Ever since the fashion industry began its journey with technology (with PDM and later PLM), the major focus has been on what we call the Bill of Materials (BOM), which is a critical part of the next step into sourcing, costing and ultimately the manufacturing process. And ever since the fashion industry went offshore, designers, developers, garment technologists, and materials and colour teams have all worked together to ensure that every detail of the BOM has been carefully considered and checked before handing off to the manufacturers. Obviously, every business and business type will have different needs and methods to bring the final approved BOM to their value-chain partners.
If we look at where we are today, it’s no longer enough to design, develop and hand off the BOM to the manufacturers. Today, it’s more about how we mature that BOM and extend its capabilities to become a Bill of Process (BOP). [You can read around the term ‘BOP’ in Mark Harrop’s recent article, here.] The world is changing very quickly, and one of the new drivers of that change is for companies to calculate net-zero sustainability and environmental targets. It’s simply no longer enough to share a design specification along with the BOM and expect to be able to obtain all the answers to the challenge of collecting and measuring your sustainability impact data.
The only way to achieve this goal is for businesses to extend their PLM modules and embrace the new extension of the BOM that will help drive the BOP. Only then will companies be able to calculate their CO2 measurements, water savings, and impact analysis based upon a generic supplier type. Following this internal process, brands and retailers will be able to go to market with their new designs, calculating the actual BOM, together with the BOP, with specific suppliers. It’s important to keep in mind that their value-chain partners, located in different geographies, will each have their own unique machinery types, methods, processes, energy, water costs, etc. So, to increase the accuracy of the BOP, your PLM solution will need to be integrated closely with your vendors, at tier 1, 2, and 3 as a minimum.
Linking the bill of materials to the bill of the process is not only important as a method of calculating your sustainability & environmental impact but also a crucial strategy for any business that is legally required to calculate its sustainability and environmental impact. The efforts involved in designing, acquiring and building such datasets should not be underestimated. There is no “one size fits all”: you will need generic (high-level) datasets, and to get to the granular level of accuracy, you will need to obtain data at an individual level, supplier by supplier. Only then will fashion brands and retailers be able to measure their impact.
Without this level of detailed data, sustainability impact level measurements can only be based upon high-level assumptions and rough estimates. It’s also important to keep in mind that the BOM, together with the BOL, are equally important from a financial perspective, as it provides clarity of the associated costs. It also details how products are constructed and enable internal teams from brands and retailers to learn and try out different methods of manufacture, all the time linked to the effects these decisions have on the sustainability and environmental impact measurements. Without this level of detail, the design and development of products can only be measured at a very high level. And will come with increased assumptions, data errors, unmeasured waste, and manufacturing inefficiencies.

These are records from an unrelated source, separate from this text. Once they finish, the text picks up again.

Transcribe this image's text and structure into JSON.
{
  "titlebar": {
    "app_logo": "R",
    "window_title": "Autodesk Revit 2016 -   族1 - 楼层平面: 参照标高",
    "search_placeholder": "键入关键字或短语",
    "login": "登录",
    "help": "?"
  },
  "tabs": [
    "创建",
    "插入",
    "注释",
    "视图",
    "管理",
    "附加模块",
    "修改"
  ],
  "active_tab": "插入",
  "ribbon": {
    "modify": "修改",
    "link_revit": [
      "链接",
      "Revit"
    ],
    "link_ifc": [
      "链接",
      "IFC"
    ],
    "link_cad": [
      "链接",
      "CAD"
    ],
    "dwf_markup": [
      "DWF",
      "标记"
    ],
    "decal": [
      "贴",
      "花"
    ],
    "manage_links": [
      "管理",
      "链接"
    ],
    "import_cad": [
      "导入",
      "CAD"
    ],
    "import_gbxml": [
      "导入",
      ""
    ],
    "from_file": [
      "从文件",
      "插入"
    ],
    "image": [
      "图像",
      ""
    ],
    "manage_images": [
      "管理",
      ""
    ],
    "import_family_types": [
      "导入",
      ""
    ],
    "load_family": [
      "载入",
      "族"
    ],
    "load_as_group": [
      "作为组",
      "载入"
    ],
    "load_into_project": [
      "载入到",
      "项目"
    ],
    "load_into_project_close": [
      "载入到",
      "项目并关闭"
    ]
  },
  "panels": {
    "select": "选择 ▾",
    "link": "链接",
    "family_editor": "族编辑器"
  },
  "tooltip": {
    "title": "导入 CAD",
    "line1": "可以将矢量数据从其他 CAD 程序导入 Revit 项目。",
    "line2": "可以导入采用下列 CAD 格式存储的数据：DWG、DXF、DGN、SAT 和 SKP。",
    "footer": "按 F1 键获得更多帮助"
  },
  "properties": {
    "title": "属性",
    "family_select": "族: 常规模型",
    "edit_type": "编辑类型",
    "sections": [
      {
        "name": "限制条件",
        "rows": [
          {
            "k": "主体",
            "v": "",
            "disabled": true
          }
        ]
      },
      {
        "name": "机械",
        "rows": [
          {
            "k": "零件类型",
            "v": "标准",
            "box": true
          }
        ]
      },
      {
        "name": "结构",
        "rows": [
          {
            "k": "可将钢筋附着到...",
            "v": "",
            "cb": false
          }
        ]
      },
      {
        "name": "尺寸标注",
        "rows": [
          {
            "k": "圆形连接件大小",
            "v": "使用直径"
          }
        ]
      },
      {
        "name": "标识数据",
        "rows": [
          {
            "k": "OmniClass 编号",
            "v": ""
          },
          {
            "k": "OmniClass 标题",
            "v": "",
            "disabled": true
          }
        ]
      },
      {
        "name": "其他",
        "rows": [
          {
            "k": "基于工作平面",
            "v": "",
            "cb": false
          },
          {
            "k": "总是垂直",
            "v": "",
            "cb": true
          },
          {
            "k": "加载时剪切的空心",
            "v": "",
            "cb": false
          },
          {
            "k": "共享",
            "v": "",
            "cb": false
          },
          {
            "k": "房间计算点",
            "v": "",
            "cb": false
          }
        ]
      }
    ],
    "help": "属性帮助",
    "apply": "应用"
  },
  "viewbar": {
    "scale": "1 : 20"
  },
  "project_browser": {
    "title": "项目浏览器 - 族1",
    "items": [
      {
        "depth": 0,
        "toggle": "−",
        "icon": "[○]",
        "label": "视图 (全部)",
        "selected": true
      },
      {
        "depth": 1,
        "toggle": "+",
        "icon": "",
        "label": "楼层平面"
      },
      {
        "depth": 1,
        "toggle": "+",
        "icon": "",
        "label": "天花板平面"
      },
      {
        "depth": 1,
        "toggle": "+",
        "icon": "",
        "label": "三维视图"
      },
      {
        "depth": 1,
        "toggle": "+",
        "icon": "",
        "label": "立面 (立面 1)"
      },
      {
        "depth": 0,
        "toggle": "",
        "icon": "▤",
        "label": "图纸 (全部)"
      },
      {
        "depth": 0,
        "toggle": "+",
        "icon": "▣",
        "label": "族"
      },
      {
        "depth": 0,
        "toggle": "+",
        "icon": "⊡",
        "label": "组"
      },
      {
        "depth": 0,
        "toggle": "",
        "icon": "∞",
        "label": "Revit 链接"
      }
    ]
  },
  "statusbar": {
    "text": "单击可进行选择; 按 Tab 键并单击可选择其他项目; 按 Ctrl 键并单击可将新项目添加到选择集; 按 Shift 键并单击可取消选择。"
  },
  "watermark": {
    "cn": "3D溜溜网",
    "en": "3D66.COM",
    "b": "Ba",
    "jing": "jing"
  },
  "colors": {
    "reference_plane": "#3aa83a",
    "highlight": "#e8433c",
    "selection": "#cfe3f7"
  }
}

On the other hand, by connecting the BOM to the BOP to arrive at the BOL (in that order), enables the entire value-chain to easily see any issues early in the design and development stage and, for the first time, it will enable each of the businesses to share data that can be used by each partner to help calculate their CO2 impact measurements.
Transparency and control
Working together with each of the value-chain partners, businesses will understand exactly what it takes to build a sustainable product, and manufacturers will be able to calculate the CO2 impact and water-saving and share the data upstream and downstream with each of their value-chain partners.
Other benefits will include enhanced production planning. Connecting the BOM to the BOP, and then onto the BOL, not only will we have sight of an accurate ‘sustainable’ bill of materials, but we will also understand the most ‘sustainable’ methods of manufacture leading to a fair and accurate labour cost.
Moving forward, all PLM software solutions must start to work on advancing their Bill of Materials, to add the BOP and BOL. Unifying each of these unique processes will allow fashion businesses for the first time to complete and calculate all activity within a single shared platform.
PLM’s BOM linked to a sustainability-based BOP solution informs what needs to be designed and adopted. And whether what we are going to manufacture is sustainable. So it is an estimated impact analysis on what we are going to do. This helps in the product getting selected in a collection.
However, at a later stage, if ERP is also integrated and feeds into BOP, we can capture what was manufactured, where it was manufactured, and how it was manufactured to have actual impact analysis and dynamic traceability.